_TASK ITEM_
Restate the data below word for word. Leave the images out.

··· INPUT DATA

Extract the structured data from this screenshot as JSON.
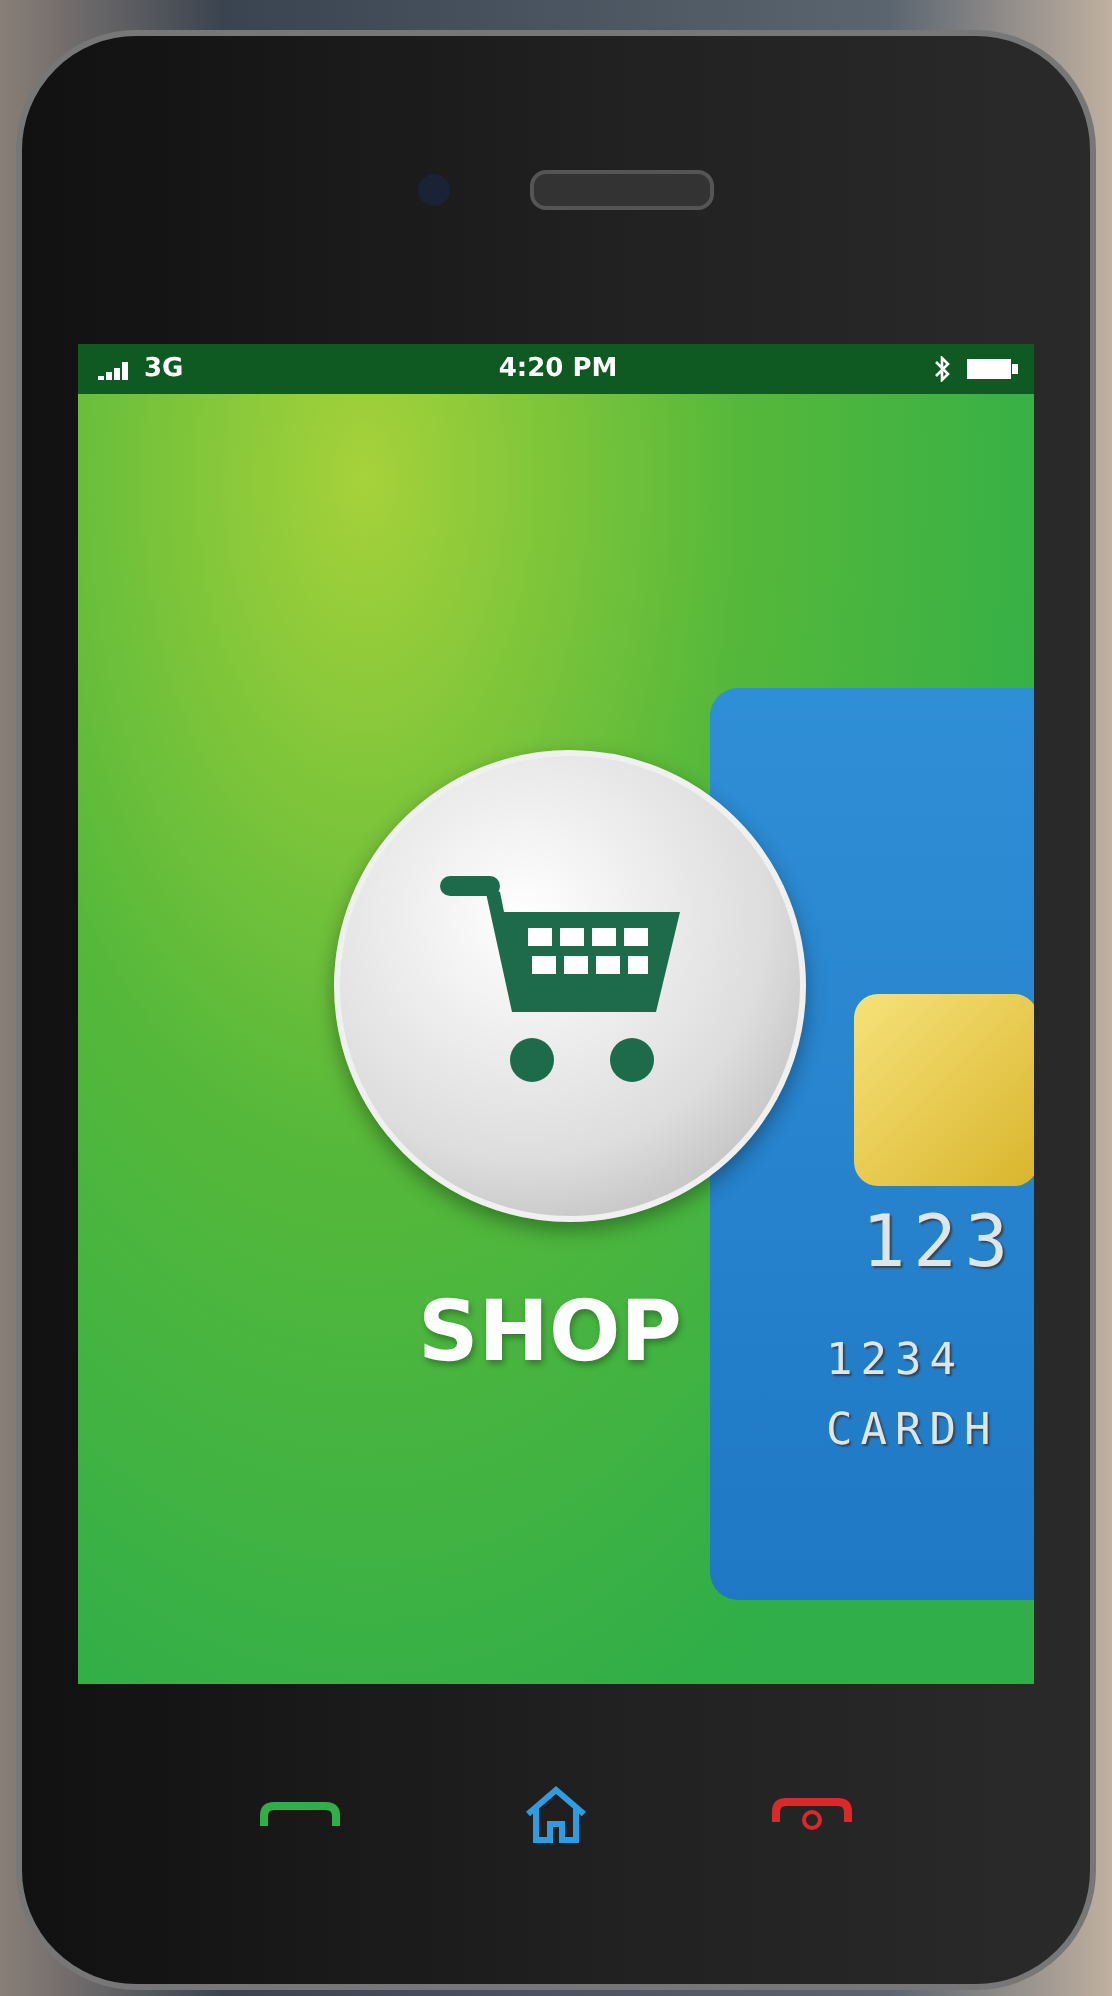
{
  "status_bar": {
    "network": "3G",
    "time": "4:20 PM"
  },
  "app_tile": {
    "label": "SHOP"
  },
  "card": {
    "number_partial": "123",
    "line_2": "1234",
    "line_3": "CARDH"
  }
}
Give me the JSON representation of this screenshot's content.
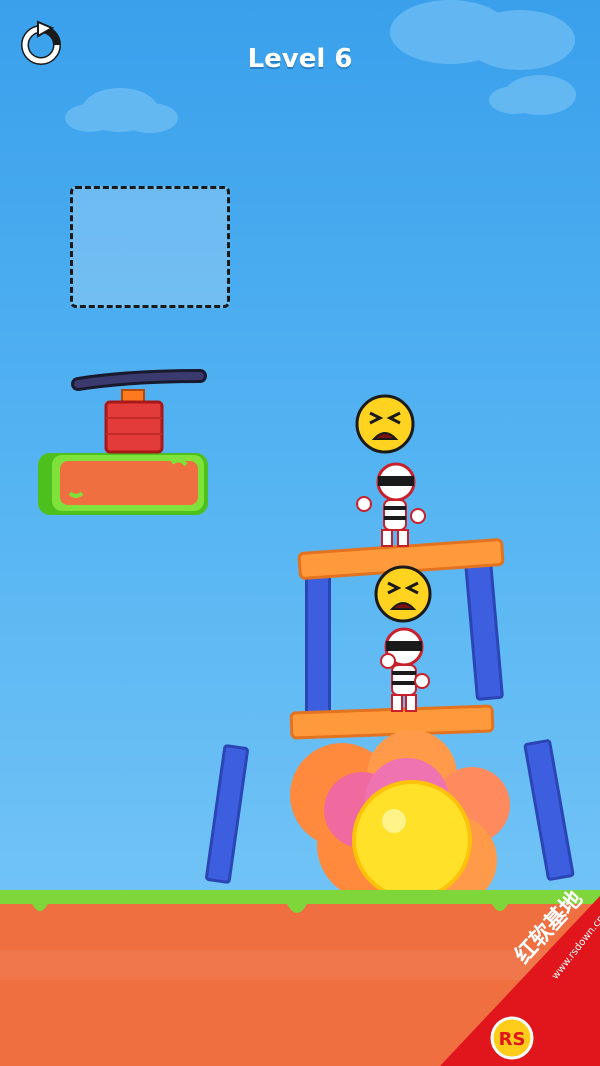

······

_TASK RESPONSE_
Extract the structured data from this screenshot as JSON.
{
  "status_bar": {
    "network": "3G",
    "time": "4:20 PM"
  },
  "app_tile": {
    "label": "SHOP"
  },
  "card": {
    "number_partial": "123",
    "line_2": "1234",
    "line_3": "CARDH"
  }
}
Give me the JSON representation of this screenshot's content.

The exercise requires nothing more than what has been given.